*Records for processing*
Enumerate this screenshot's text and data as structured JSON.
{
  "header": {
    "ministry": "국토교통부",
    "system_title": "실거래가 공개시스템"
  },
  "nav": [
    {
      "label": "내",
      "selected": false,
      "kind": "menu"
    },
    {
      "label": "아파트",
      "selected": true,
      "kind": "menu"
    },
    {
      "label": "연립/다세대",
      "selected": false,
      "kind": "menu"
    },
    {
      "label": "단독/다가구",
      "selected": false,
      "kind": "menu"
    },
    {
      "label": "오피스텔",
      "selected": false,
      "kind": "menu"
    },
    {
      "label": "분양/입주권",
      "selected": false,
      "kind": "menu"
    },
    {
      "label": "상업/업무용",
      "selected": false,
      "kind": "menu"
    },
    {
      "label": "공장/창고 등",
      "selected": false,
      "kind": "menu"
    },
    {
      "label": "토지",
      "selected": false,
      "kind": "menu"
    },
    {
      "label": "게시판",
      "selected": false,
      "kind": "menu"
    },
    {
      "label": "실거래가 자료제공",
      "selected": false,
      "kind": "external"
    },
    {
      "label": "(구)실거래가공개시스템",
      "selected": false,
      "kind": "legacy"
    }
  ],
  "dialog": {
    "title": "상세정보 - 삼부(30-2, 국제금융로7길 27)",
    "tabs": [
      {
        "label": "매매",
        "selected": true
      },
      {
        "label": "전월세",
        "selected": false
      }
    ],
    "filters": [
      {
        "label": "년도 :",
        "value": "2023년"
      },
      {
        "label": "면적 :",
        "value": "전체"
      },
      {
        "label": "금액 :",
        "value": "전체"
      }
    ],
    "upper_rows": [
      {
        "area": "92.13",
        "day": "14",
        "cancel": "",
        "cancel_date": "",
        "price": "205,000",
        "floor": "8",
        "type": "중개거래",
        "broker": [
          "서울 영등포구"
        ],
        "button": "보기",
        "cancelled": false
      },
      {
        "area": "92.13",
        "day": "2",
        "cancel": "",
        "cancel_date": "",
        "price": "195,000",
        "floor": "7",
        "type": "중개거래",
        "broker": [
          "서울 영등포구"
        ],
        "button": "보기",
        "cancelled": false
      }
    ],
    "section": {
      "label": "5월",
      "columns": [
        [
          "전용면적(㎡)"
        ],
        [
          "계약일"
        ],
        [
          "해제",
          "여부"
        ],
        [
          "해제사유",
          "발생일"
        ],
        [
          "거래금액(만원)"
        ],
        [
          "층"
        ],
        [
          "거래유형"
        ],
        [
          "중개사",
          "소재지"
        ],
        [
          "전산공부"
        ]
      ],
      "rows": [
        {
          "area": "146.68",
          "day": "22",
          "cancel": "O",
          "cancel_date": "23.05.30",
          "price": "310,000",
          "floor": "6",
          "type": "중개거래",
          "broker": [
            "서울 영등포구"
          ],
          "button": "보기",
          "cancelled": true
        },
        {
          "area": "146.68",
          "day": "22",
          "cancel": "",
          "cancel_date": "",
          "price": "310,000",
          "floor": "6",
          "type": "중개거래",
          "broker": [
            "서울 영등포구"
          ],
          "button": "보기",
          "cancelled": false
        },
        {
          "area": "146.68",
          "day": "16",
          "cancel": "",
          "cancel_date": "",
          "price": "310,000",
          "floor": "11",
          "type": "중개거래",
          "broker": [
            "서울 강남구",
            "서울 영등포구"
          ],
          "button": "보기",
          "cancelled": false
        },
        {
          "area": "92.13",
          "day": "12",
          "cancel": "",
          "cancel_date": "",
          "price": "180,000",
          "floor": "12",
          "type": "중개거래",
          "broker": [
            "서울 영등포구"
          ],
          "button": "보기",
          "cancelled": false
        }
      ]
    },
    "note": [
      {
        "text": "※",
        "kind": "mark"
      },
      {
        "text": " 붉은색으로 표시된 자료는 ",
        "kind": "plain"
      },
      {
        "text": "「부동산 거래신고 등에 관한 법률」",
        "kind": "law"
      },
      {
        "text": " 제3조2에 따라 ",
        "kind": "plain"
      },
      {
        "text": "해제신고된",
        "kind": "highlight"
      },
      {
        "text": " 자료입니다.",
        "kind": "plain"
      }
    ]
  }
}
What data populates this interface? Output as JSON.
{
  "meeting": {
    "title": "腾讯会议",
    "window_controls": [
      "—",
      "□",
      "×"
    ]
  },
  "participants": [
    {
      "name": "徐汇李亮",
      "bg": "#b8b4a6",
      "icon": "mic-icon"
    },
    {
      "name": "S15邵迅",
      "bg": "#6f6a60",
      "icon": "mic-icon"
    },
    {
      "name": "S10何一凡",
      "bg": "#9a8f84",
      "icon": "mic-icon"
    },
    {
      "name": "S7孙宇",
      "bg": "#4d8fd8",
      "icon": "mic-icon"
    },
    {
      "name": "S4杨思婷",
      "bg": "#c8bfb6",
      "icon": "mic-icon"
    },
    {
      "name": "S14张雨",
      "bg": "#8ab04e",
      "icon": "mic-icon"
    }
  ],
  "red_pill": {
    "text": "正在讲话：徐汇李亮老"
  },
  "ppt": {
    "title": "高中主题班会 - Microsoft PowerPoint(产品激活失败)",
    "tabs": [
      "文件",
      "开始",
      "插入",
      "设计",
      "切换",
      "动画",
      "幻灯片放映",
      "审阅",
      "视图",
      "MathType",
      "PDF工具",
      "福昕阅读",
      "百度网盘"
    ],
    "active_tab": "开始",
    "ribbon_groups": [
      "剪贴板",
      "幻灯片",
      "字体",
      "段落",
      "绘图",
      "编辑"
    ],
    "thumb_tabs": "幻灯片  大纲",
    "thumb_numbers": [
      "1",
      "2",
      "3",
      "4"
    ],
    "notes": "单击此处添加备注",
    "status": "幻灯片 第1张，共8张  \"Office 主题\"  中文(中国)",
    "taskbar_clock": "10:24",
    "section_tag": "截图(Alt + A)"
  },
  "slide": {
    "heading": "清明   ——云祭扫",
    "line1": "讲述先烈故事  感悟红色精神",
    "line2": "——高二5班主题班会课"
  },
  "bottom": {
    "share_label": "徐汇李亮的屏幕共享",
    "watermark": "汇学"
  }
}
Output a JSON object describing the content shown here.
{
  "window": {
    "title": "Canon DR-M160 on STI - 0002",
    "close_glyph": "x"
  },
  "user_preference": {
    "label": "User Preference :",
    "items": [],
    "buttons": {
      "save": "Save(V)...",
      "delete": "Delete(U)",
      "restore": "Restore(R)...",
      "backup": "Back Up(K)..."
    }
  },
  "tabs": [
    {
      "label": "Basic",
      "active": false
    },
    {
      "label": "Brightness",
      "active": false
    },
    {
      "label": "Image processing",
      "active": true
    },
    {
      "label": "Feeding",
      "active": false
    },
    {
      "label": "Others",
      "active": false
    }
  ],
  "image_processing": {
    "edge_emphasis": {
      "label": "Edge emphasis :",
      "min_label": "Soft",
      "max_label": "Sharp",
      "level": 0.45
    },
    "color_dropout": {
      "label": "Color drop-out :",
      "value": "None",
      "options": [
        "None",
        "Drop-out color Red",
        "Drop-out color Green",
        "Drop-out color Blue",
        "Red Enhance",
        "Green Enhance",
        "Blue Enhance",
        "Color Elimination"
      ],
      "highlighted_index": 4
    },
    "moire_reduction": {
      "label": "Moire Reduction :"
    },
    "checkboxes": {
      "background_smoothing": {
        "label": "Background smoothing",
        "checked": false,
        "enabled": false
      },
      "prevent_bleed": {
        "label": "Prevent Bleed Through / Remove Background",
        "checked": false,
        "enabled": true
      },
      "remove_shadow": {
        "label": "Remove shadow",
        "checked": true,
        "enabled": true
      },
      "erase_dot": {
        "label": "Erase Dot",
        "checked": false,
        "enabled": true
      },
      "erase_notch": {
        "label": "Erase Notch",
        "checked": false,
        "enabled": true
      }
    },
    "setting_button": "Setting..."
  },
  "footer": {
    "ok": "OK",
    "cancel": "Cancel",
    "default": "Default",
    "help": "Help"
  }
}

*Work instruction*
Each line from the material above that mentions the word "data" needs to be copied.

*Task result*
Enumerate this screenshot's text and data as structured JSON.
What data populates this interface? Output as JSON.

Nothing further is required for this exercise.